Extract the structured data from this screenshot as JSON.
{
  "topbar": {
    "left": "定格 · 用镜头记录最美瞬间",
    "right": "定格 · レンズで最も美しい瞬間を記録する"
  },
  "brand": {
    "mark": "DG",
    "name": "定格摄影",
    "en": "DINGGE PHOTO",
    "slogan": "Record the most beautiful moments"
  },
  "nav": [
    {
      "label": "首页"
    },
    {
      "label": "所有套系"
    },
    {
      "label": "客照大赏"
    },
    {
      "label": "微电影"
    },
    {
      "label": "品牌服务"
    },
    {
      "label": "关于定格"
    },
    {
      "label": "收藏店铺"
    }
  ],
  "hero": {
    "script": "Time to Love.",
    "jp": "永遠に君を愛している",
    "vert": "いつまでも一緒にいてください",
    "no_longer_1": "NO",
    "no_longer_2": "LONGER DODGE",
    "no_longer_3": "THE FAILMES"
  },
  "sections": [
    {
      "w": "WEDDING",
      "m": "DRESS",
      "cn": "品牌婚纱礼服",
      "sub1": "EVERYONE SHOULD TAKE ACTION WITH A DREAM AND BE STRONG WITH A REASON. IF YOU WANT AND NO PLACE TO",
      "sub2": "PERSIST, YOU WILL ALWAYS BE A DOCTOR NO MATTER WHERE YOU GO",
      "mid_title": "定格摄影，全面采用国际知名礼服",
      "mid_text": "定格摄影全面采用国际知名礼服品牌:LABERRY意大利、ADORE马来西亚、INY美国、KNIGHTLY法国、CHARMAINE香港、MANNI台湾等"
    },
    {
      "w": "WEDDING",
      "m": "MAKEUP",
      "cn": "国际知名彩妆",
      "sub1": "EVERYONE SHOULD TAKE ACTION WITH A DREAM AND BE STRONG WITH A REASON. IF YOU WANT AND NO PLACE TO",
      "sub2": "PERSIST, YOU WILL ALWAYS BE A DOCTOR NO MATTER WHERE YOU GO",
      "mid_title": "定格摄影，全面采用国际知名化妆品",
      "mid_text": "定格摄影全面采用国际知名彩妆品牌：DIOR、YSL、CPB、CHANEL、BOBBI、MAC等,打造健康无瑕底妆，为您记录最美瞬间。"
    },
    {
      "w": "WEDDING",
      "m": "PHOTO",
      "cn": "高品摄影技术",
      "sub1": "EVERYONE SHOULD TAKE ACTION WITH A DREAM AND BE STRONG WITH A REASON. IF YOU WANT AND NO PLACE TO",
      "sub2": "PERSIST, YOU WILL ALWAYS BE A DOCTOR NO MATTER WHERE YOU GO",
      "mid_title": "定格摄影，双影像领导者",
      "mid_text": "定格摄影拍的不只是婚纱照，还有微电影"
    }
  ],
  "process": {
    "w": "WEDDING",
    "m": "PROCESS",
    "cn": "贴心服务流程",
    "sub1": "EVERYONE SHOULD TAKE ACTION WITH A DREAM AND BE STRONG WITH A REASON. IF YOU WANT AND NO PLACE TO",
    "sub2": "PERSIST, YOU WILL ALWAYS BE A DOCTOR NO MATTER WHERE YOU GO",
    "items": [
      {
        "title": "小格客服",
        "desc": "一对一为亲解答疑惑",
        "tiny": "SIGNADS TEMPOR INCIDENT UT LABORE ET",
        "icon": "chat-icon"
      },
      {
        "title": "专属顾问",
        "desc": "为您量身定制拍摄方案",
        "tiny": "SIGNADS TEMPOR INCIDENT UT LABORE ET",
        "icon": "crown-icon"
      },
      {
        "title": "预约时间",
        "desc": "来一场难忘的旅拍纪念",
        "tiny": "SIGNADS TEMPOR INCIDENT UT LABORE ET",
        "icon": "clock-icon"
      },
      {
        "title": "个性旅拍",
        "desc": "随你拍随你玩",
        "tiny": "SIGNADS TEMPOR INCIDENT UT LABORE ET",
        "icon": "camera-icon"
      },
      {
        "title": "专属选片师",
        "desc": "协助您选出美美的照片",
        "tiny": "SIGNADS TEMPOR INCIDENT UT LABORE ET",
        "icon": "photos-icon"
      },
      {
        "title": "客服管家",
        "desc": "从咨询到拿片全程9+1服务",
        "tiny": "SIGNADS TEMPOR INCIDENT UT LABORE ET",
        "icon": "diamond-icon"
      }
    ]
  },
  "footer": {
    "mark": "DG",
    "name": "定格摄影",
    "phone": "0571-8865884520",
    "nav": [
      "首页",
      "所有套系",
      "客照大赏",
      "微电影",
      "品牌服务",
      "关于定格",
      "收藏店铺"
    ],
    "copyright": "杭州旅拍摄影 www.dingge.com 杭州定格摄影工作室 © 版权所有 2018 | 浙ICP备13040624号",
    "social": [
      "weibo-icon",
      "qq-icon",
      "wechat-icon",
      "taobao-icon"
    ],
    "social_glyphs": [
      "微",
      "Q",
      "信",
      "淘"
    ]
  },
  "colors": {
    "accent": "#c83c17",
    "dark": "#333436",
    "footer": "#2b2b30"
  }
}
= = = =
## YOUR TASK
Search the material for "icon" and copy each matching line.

## COMPLETED EXERCISE
        "icon": "chat-icon"
        "icon": "crown-icon"
        "icon": "clock-icon"
        "icon": "camera-icon"
        "icon": "photos-icon"
        "icon": "diamond-icon"
      "weibo-icon",
      "qq-icon",
      "wechat-icon",
      "taobao-icon"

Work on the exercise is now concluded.